* PROBLEM *
This task calls for copying each line below that contains "icon".
##### MATERIAL FOR THE TASK
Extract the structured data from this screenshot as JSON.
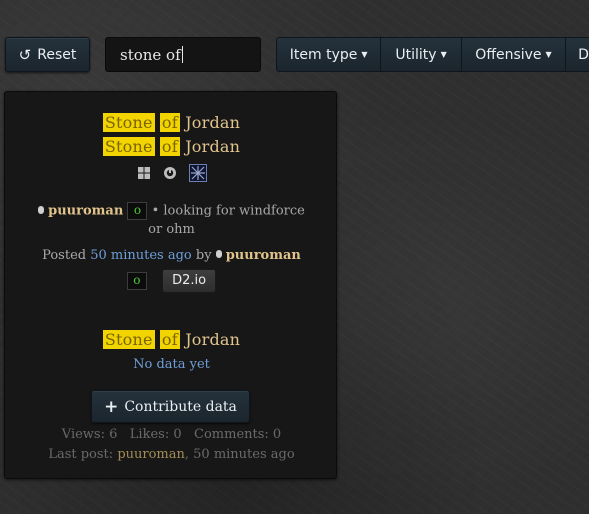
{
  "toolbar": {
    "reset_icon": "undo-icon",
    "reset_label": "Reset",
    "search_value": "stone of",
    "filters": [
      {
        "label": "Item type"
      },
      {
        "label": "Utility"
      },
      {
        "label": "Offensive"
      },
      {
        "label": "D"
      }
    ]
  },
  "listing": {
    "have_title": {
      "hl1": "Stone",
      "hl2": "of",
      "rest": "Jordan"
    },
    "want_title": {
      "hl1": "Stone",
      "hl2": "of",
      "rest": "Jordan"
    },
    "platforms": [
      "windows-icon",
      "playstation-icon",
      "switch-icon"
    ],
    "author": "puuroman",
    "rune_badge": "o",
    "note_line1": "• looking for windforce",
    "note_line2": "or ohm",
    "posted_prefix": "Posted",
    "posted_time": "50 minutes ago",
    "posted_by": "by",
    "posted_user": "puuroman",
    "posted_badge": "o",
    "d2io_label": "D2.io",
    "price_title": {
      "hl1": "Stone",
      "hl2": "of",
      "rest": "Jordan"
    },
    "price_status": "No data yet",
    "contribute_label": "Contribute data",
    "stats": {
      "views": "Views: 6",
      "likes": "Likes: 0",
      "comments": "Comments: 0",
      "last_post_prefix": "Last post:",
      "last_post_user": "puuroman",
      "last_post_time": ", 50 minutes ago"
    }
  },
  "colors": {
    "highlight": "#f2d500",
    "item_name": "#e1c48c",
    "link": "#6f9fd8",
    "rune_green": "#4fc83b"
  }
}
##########
* ANSWER TO THIS TASK *
    "reset_icon": "undo-icon",
      "windows-icon",
      "playstation-icon",
      "switch-icon"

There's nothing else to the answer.